Author / playwright
Whose real name was Jean Baptiste Poquelin, composed 12 of the most durable and penetratingly satirical full-length comedies of all time, some in rhyming verse, some in prose, as well as six shorter farces and comedies. As a comic dramatist he ranks with such other distinctive masters of the genre as Aristophanes, Plautus, and George Bernard Shaw. He was also the leading French comic actor, stage director, and dramatic theoretician of the 17th century. In a theatrical period, the early baroque, dominated by the formal neoclassical tragedies of Mairet, Rotrou, du Ryer, Pierre and Thomas Corneille, and Racine, Molière affirmed the potency of comedy as a serious, flexible art form. He also wrote a number of pastorals and other indoor and outdoor divertissements, such as his popular comedy-ballets, that depended on a formidable array of stage machinery (mostly imported from Italy) capable of providing swift and startling changes of sumptuous scenic effects.

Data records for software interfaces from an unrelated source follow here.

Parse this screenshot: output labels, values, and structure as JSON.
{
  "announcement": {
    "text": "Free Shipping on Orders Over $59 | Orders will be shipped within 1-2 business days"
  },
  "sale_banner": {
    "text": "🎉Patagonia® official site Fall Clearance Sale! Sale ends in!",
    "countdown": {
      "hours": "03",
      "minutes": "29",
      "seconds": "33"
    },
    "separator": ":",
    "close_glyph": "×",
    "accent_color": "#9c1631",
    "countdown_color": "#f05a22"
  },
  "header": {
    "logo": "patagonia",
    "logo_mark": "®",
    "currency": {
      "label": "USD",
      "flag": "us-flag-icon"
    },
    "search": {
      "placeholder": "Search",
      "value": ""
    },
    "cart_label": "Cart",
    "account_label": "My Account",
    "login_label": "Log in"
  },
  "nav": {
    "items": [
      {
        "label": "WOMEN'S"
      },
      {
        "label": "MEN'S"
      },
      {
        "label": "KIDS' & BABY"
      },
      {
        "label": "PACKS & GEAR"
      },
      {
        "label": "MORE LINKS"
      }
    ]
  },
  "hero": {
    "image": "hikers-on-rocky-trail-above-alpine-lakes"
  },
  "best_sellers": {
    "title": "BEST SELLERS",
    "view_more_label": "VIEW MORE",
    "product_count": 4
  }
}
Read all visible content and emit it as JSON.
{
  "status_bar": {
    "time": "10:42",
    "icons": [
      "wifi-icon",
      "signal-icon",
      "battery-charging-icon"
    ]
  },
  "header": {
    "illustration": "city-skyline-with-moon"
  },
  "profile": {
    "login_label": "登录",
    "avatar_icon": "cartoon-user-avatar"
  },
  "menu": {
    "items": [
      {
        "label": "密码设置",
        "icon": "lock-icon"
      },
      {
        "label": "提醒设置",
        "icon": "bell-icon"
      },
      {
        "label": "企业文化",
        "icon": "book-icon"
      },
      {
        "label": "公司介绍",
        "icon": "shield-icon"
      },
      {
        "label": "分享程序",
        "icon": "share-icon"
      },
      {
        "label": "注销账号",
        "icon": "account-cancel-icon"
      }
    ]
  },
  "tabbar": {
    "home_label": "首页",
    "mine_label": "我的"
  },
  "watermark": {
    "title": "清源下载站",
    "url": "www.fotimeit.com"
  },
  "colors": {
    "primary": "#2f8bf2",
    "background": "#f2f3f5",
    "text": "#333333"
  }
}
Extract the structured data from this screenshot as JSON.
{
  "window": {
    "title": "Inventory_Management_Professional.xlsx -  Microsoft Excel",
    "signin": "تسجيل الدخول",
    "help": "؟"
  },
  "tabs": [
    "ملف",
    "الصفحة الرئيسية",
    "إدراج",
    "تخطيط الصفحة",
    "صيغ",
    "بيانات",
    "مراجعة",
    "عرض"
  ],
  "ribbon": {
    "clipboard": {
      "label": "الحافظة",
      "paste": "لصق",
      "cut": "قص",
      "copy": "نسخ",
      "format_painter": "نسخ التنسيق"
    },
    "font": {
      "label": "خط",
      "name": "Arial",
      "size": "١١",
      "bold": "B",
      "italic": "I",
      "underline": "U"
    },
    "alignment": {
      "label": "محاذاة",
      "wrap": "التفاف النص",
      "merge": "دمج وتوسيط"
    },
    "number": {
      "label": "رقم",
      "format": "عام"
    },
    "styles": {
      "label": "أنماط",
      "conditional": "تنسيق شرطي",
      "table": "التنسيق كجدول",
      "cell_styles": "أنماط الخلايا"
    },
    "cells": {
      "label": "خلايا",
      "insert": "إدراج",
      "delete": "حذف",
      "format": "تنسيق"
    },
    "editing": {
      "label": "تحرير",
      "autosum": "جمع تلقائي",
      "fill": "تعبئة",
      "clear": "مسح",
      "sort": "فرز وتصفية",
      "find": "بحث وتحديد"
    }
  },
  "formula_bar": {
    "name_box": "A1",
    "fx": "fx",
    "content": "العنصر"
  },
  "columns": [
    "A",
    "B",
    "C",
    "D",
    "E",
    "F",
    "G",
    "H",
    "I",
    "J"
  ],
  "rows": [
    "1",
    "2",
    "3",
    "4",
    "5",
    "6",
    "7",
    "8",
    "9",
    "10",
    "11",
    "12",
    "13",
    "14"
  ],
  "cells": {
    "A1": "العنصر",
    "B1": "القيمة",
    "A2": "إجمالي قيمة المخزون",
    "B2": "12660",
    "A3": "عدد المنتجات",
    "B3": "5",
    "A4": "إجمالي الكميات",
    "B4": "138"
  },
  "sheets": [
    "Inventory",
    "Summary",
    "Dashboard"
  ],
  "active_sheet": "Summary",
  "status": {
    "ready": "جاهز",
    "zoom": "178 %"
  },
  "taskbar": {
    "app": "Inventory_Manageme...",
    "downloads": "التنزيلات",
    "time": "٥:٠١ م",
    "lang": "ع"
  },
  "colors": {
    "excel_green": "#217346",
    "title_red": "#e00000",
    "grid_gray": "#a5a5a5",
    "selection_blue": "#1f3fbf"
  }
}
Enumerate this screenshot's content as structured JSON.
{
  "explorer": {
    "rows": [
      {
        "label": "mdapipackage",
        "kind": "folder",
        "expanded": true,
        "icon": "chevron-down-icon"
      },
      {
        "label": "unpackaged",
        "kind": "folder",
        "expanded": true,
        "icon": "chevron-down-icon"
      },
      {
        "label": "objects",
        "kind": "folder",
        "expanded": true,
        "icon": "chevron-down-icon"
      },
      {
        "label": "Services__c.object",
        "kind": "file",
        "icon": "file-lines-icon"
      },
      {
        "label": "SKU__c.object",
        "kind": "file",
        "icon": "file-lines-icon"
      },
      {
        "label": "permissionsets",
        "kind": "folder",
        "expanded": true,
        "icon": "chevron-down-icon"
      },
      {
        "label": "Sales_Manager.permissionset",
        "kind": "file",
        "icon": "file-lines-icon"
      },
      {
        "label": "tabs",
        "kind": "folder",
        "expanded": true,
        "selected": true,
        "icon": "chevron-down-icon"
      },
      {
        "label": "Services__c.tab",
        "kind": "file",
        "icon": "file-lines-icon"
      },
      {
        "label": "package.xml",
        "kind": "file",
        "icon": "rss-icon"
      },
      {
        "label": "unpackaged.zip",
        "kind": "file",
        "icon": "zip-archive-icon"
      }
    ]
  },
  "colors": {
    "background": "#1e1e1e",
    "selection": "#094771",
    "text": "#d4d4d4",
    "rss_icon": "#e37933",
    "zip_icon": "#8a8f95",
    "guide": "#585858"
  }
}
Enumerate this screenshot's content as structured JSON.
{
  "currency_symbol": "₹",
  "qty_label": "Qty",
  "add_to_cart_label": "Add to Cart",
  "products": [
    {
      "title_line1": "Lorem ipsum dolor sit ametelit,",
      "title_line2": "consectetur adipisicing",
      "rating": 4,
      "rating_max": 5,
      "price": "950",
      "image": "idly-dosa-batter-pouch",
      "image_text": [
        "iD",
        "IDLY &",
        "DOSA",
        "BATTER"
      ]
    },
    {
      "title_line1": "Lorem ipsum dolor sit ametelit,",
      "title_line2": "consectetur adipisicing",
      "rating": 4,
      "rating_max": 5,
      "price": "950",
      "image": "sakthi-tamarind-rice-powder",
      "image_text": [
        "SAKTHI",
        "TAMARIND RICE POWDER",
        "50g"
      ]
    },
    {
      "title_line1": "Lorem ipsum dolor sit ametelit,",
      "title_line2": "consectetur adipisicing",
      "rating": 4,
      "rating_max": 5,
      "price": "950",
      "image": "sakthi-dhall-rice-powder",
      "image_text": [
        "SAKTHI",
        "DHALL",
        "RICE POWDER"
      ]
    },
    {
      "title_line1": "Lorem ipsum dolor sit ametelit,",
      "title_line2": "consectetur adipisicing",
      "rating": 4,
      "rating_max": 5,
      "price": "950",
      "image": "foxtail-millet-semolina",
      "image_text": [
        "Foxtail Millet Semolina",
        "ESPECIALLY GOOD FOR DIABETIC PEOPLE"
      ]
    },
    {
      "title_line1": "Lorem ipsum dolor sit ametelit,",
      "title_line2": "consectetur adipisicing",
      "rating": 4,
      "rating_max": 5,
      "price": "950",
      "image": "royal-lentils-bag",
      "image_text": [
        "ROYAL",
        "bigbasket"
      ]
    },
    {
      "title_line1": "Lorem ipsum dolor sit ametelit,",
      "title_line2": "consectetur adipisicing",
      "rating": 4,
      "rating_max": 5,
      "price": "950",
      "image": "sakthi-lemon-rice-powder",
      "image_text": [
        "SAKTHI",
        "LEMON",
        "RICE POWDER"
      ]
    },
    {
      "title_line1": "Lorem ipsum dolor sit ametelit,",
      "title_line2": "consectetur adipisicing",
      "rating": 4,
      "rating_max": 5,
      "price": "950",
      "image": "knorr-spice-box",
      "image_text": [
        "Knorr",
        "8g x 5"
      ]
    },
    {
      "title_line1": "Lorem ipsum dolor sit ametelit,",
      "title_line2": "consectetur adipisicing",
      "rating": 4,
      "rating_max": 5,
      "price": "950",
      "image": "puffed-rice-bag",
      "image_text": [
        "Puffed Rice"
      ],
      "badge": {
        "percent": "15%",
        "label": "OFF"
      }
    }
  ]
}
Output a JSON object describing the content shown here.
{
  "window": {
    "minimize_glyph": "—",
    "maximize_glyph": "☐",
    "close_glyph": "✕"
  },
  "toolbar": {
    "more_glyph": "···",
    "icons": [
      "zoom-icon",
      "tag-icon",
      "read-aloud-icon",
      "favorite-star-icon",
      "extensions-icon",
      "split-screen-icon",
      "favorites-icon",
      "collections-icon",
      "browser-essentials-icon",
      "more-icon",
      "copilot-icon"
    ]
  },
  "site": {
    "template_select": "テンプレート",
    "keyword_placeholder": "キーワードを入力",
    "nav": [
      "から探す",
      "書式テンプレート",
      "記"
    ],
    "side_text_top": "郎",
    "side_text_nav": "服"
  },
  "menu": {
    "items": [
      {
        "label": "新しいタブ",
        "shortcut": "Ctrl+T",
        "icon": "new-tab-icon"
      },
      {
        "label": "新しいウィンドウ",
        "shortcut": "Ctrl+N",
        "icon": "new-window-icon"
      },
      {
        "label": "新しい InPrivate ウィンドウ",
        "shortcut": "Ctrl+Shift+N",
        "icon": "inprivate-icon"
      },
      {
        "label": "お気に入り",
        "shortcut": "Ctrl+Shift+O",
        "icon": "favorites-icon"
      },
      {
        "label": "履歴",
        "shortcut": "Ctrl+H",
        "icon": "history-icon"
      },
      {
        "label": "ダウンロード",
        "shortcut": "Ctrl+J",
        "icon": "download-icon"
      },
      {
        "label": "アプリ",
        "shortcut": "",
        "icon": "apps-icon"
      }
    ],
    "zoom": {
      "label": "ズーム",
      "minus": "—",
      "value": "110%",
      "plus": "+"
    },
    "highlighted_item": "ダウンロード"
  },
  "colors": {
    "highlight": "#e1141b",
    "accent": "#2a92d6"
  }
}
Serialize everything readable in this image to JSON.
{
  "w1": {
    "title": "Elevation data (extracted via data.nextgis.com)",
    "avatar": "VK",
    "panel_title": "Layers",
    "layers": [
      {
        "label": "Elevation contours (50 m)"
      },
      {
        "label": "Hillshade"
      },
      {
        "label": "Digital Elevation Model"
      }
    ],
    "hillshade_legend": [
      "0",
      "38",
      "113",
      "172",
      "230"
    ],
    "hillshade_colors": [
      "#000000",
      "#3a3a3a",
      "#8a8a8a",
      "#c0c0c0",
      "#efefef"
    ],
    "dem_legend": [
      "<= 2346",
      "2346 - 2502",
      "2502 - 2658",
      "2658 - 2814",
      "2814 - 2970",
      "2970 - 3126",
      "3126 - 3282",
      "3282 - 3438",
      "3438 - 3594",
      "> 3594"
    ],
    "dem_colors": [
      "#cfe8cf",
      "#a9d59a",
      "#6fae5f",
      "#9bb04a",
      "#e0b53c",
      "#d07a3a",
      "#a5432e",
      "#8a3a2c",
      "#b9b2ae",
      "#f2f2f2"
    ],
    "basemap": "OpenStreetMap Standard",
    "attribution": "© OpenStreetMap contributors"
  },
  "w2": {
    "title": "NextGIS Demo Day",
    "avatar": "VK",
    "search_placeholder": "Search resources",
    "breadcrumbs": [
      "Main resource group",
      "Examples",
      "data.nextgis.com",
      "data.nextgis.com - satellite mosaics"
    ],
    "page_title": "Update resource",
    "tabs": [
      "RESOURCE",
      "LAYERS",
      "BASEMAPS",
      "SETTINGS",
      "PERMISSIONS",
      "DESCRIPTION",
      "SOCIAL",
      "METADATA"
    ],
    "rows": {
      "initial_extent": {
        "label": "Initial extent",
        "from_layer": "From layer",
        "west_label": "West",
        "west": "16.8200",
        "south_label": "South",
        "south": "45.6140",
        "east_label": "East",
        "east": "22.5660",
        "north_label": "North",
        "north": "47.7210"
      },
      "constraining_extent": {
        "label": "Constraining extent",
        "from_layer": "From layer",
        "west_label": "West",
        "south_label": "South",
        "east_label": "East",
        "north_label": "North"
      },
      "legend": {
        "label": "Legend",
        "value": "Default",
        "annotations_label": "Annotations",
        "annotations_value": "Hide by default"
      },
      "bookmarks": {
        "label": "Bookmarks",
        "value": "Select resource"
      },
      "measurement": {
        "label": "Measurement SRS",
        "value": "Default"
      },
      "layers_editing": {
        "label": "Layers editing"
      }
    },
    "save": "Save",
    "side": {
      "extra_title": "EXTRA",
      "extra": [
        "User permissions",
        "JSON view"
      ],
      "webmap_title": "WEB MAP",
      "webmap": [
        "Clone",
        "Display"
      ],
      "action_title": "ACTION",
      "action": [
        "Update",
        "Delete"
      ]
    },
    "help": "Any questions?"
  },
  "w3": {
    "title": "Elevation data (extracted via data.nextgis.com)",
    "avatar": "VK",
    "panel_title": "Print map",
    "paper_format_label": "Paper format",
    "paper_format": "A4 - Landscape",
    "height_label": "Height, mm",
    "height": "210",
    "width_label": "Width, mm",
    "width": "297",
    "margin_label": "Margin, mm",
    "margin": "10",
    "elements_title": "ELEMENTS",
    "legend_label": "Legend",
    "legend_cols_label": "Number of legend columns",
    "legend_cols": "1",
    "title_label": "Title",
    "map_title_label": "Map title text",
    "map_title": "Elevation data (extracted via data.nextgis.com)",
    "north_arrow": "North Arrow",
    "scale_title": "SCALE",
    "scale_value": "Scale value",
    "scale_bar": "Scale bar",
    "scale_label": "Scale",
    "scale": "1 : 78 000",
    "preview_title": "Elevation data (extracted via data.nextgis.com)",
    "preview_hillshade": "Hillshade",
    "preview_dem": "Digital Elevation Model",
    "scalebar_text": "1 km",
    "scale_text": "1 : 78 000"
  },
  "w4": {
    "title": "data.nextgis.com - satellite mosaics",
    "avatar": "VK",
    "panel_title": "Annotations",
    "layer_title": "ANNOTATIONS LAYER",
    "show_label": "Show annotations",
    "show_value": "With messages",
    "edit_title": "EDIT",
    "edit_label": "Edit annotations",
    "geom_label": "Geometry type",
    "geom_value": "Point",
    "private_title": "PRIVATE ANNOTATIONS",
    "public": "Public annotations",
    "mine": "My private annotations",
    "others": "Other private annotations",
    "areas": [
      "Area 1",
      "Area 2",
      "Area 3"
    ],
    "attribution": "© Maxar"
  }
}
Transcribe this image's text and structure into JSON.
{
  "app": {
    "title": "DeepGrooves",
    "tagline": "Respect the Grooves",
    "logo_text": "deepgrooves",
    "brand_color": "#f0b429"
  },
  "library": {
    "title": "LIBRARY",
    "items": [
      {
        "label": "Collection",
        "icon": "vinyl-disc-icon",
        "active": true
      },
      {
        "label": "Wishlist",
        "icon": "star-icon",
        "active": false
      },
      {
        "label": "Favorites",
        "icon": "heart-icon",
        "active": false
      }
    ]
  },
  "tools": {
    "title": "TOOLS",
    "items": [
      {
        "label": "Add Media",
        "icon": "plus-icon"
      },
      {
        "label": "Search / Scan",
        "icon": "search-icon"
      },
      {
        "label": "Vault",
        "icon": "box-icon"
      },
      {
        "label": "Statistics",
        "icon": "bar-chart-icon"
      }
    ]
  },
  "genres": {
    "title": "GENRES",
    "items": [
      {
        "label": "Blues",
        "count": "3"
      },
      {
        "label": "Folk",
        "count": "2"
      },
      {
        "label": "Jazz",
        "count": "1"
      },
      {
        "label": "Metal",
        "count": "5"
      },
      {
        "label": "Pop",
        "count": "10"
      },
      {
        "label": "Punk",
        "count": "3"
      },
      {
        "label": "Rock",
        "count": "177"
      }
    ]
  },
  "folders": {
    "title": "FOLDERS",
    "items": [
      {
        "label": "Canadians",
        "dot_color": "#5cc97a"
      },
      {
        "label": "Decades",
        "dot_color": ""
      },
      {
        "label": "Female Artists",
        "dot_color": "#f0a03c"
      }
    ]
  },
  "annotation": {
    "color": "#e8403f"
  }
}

The strongest influence on Molière's theater came from the Italian commedia dell'arte troupes -- with their stock characters and situations -- that he encountered during his travels. This influence was enhanced by Molière's sharing of the Théâtre du Petit-Bourbon in Paris with the Italian Players, led by the celebrated Scaramouche. In his longer comedies, Molière immensely refined the commedia themes and techniques, setting most of his plots in and around Paris and raising neoclassical French comedy to a plane of artistry and inventiveness never attained before or since. He applied the alexandrine , or rhymed hexameter line -- borrowed from contemporary tragedies, many of which he had staged -- to a relaxed dialogue that imitated conversational speech. He also created a gallery of incisive portraits: Tartuffe the religious hypocrite, and Orgon, his dupe; Jourdain the social climber; Don Juan the rebel and libertine; cuckolds such as Arnolphe, Dandin, and Amphitryon; Alceste the stony idealist; Harpagon the miser; Scapin the trickster; Argan the hypochondriac; Philaminte the pretentiously cultured lady; and many more.
(Information taken from website)
Author: Alberto Sarraín (2007-12-10)